Term Insurance

The name "term insurance" says a lot: you buy it for a specific period of time - a term of 1, 5, 10, 20, or even 30 years. If you die within that time frame, your beneficiaries will receive a preset amount of money (the death benefit). However, since it never accumulates a cash savings, if you fail to pay your premiums or die after the term ends, they receive nothing.

The major advantage of a term life insurance policy is, if you are young, extremely low premiums for a substantial death benefit. However, each time you renew the policy (and the older you get), the more expensive term insurance becomes. Eventually, with many term policies, the cost of the insurance is not worth the payoff value once you reach an older age.

If you have life insurance through your employer, it is probably a term policy (the term being the time period that you are employed). The death benefit for most employer-provided life insurance policies is usually equal to one year's salary. While that may be enough to cover funeral costs, it may be insufficient to cover outstanding debts or support dependant family members.

Cash-value Insurance

Cash-value insurance (also called permanent insurance) provides both a death benefit and, since a portion of the money you pay in premiums is invested, cash accumulation.

The downside of cash-value insurance policies is that the premiums tend to be considerably more expensive than for term plans. However, as long as you make your premium payments the policy can never be canceled, and money does build up - important features to consider when making your decision.

There are many different types of cash-value life insurance policies - here are the most common:

Whole Life Insurance
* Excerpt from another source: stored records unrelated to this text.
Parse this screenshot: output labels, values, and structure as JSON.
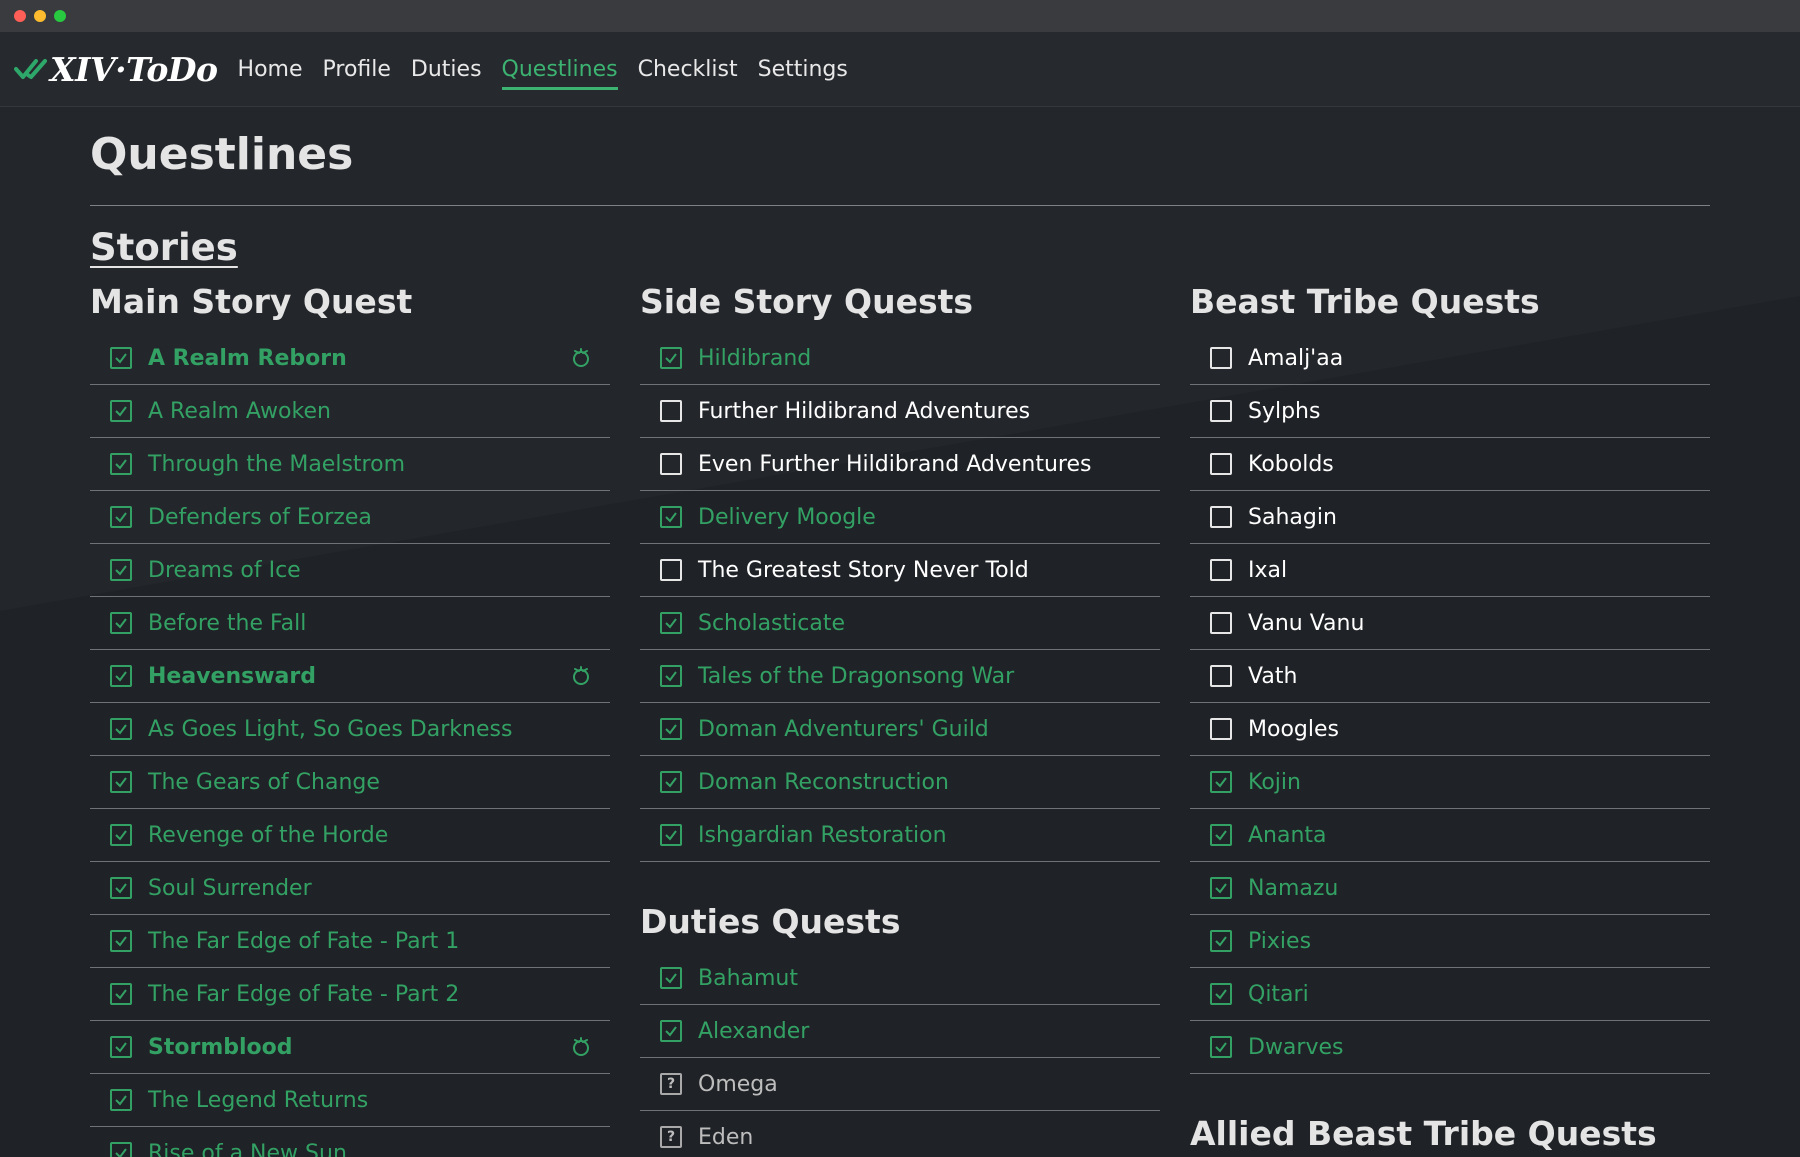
{
  "window": {
    "title": "XIV·ToDo"
  },
  "nav": {
    "brand": "XIV·ToDo",
    "links": [
      "Home",
      "Profile",
      "Duties",
      "Questlines",
      "Checklist",
      "Settings"
    ],
    "active": "Questlines"
  },
  "page": {
    "title": "Questlines",
    "section": "Stories"
  },
  "colors": {
    "done": "#33a164",
    "accent": "#3cb371",
    "background": "#1f2226",
    "navbar": "#26292e"
  },
  "main_story": {
    "title": "Main Story Quest",
    "items": [
      {
        "label": "A Realm Reborn",
        "state": "done",
        "expansion": true,
        "icon": "expansion-icon"
      },
      {
        "label": "A Realm Awoken",
        "state": "done"
      },
      {
        "label": "Through the Maelstrom",
        "state": "done"
      },
      {
        "label": "Defenders of Eorzea",
        "state": "done"
      },
      {
        "label": "Dreams of Ice",
        "state": "done"
      },
      {
        "label": "Before the Fall",
        "state": "done"
      },
      {
        "label": "Heavensward",
        "state": "done",
        "expansion": true,
        "icon": "expansion-icon"
      },
      {
        "label": "As Goes Light, So Goes Darkness",
        "state": "done"
      },
      {
        "label": "The Gears of Change",
        "state": "done"
      },
      {
        "label": "Revenge of the Horde",
        "state": "done"
      },
      {
        "label": "Soul Surrender",
        "state": "done"
      },
      {
        "label": "The Far Edge of Fate - Part 1",
        "state": "done"
      },
      {
        "label": "The Far Edge of Fate - Part 2",
        "state": "done"
      },
      {
        "label": "Stormblood",
        "state": "done",
        "expansion": true,
        "icon": "expansion-icon"
      },
      {
        "label": "The Legend Returns",
        "state": "done"
      },
      {
        "label": "Rise of a New Sun",
        "state": "done"
      }
    ]
  },
  "side_story": {
    "title": "Side Story Quests",
    "items": [
      {
        "label": "Hildibrand",
        "state": "done"
      },
      {
        "label": "Further Hildibrand Adventures",
        "state": "todo"
      },
      {
        "label": "Even Further Hildibrand Adventures",
        "state": "todo"
      },
      {
        "label": "Delivery Moogle",
        "state": "done"
      },
      {
        "label": "The Greatest Story Never Told",
        "state": "todo"
      },
      {
        "label": "Scholasticate",
        "state": "done"
      },
      {
        "label": "Tales of the Dragonsong War",
        "state": "done"
      },
      {
        "label": "Doman Adventurers' Guild",
        "state": "done"
      },
      {
        "label": "Doman Reconstruction",
        "state": "done"
      },
      {
        "label": "Ishgardian Restoration",
        "state": "done"
      }
    ]
  },
  "duties_quests": {
    "title": "Duties Quests",
    "items": [
      {
        "label": "Bahamut",
        "state": "done"
      },
      {
        "label": "Alexander",
        "state": "done"
      },
      {
        "label": "Omega",
        "state": "unknown",
        "mark": "?"
      },
      {
        "label": "Eden",
        "state": "unknown",
        "mark": "?"
      }
    ]
  },
  "beast_tribe": {
    "title": "Beast Tribe Quests",
    "items": [
      {
        "label": "Amalj'aa",
        "state": "todo"
      },
      {
        "label": "Sylphs",
        "state": "todo"
      },
      {
        "label": "Kobolds",
        "state": "todo"
      },
      {
        "label": "Sahagin",
        "state": "todo"
      },
      {
        "label": "Ixal",
        "state": "todo"
      },
      {
        "label": "Vanu Vanu",
        "state": "todo"
      },
      {
        "label": "Vath",
        "state": "todo"
      },
      {
        "label": "Moogles",
        "state": "todo"
      },
      {
        "label": "Kojin",
        "state": "done"
      },
      {
        "label": "Ananta",
        "state": "done"
      },
      {
        "label": "Namazu",
        "state": "done"
      },
      {
        "label": "Pixies",
        "state": "done"
      },
      {
        "label": "Qitari",
        "state": "done"
      },
      {
        "label": "Dwarves",
        "state": "done"
      }
    ]
  },
  "allied_beast_tribe": {
    "title": "Allied Beast Tribe Quests"
  }
}
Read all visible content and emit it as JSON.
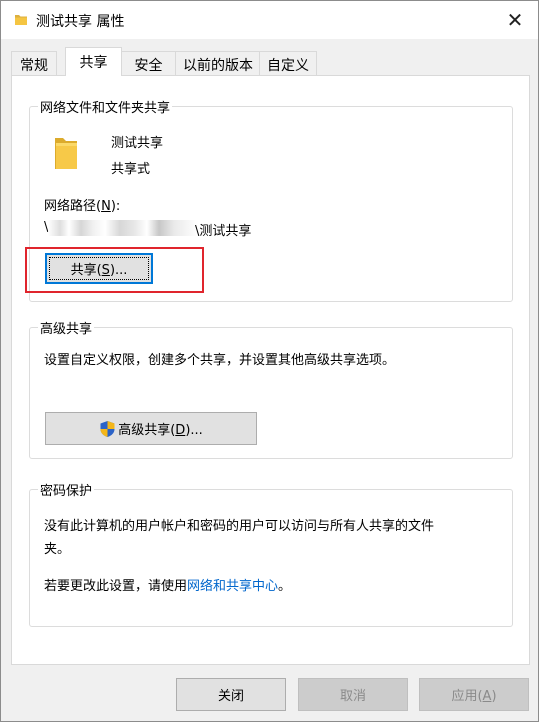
{
  "window": {
    "title": "测试共享 属性",
    "close_glyph": "✕"
  },
  "tabs": [
    {
      "label": "常规"
    },
    {
      "label": "共享"
    },
    {
      "label": "安全"
    },
    {
      "label": "以前的版本"
    },
    {
      "label": "自定义"
    }
  ],
  "active_tab": "共享",
  "network_sharing": {
    "group_title": "网络文件和文件夹共享",
    "folder_name": "测试共享",
    "folder_status": "共享式",
    "path_label_prefix": "网络路径(",
    "path_label_accel": "N",
    "path_label_suffix": "):",
    "path_prefix": "\\",
    "path_suffix": "\\测试共享",
    "share_button_prefix": "共享(",
    "share_button_accel": "S",
    "share_button_suffix": ")..."
  },
  "advanced_sharing": {
    "group_title": "高级共享",
    "description": "设置自定义权限，创建多个共享，并设置其他高级共享选项。",
    "button_prefix": "高级共享(",
    "button_accel": "D",
    "button_suffix": ")...",
    "button_icon": "uac-shield-icon"
  },
  "password_protection": {
    "group_title": "密码保护",
    "description_line1": "没有此计算机的用户帐户和密码的用户可以访问与所有人共享的文件",
    "description_line2": "夹。",
    "change_prefix": "若要更改此设置，请使用",
    "change_link": "网络和共享中心",
    "change_suffix": "。"
  },
  "footer": {
    "close_label": "关闭",
    "cancel_label": "取消",
    "apply_prefix": "应用(",
    "apply_accel": "A",
    "apply_suffix": ")"
  },
  "colors": {
    "highlight_box": "#e0252d",
    "link": "#0066cc",
    "focus_border": "#0078d7",
    "folder": "#f5c542"
  }
}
Whole life insurance provides a predetermined death benefit with constant premium payments. The cash that accumulates is invested in fixed income securities and after a few years, you have the right to borrow against it. You may also cancel the policy and walk away with the money that's accrued - called the cash surrender value. One of the drawbacks of traditional whole life insurance is that the premiums are out of range for many who are just starting out in life.

Universal Life Insurance

Universal life combines some of the more attractive features of whole insurance with those of term insurance: cash accumulates and is invested the way whole life is, but the premium payments vary to meet your budgetary needs. Another attribute of universal life insurance policies is that more information about company overhead expenses, reserves, and how much is retained for your savings is disclosed than for whole life policies.

Variable Life Insurance

The main feature of a variable policy is that it's cash reserves are invested in securities, stocks, and bonds not chosen by the life insurance company, but by you, the policyholder. There are two basic forms of variable life - one with fixed premiums, called straight variable life and the other with flexible premiums called variable universal life. In either form, these types of policies are risky: if your investments perform well, the cash value portion of your savings does well. If they fail, your savings suffer.

Life insurance exists to protect loved ones who depend on you for financial security - it is a sound part of many long-term financial plans. However, as with all purchases, buyer beware. Most insurance agents make their living through commissions, so look for and resist high-pressure sales techniques. Before purchasing any policy, check out insurance company rating services (such as A.M. Best, Moody's Investors Service, and Standard & Poor's) to make sure the life insurance company will be around when you need them to be.

Federally insured by NCUA